And why did Dowling's team employ variable area nozzles, not currently used in civil aircraft? "For low noise at take-off you need lots of low-speed airflow through the exit nozzle – the three fans could give that but for peak efficiency in cruise you want to reduce the bypass ratio," Dowling says. This is achieved by closing the exit nozzle a little. The nozzle opening can also be changed to keep the engines operating at peak efficiency as the aircraft gets lighter due to fuel consumption during flight.
Whilst current aircraft have this trade-off of reducing noise, which can increase weight and drag and bring down efficiency, their design decreased fuel burn by 20 per cent and noise by a substantial 25dB. This is defined as background noise, undetectable in ambient daytime urban conditions. Even more fuel could be saved, she says, if the noise was only reduced by 10dB.
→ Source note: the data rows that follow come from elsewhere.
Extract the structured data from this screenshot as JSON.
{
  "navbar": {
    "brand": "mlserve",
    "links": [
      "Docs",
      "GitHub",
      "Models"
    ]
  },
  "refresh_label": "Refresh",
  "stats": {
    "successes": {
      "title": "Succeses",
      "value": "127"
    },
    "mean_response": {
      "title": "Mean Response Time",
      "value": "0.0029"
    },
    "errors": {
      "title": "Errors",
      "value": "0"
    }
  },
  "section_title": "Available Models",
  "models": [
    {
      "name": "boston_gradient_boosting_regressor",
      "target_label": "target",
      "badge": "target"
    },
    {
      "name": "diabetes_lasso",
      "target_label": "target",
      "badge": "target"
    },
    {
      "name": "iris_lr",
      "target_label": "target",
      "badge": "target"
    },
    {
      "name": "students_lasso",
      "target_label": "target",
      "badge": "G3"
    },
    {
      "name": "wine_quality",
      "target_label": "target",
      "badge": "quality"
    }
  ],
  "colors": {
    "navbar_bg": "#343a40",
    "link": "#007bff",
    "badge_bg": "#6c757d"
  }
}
Another application of her research is gas-fuelled power stations. Targets to reduce harmful gases like nitrous oxides are causing power stations to operate on the verge of instability. Low emission targets can be achieved by burning lean with a high ratio of air to fuel, but then the combustion is very susceptible to instability. "The large pressure oscillations can be so intense that they break the gas turbines in the power stations."
Historically, unstable combustion has happened in energy-intensive combustors like rockets and afterburners of jet engines. Dowling and her team are on the case. "We have worked on models predicting when those instabilities would happen and how they can be avoided. This can be through the way you mix the fuel and air or by increasing absorption of acoustic energy. We have also used feedback control to achieve stability. This is when you drive the fuel unsteadily to produce fluctuations in the combustion rate in anti-phase with those occurring naturally." By demonstrating on a simple combustor in the lab and then working with Rolls-Royce on a jet engine they got "active control of the instability" and eliminated the oscillations.
Despite the enormity and importance of these projects, the shortfall in British engineers is huge. Dowling often gives talks in schools, but the message is still not getting across. In particular, it's not getting across to her own sex.
The feedstock of girls reading engineering at university is around 17 per cent, Dowling thinks. Why? The perceived lack of social relevance and flexible working hours perhaps? "Nothing could be further from the truth," protests Dowling. "Every engineering project is about making something that someone wants. It is very creative."
However, Dowling says her department has a higher percentage of female engineers than elsewhere. Could this have something to do with herself as figurehead? "I don't think I can claim that." Instead, she puts it down to offering a broad strand of engineering. However, later on she concedes that it's always useful to see someone active in your field and doing well.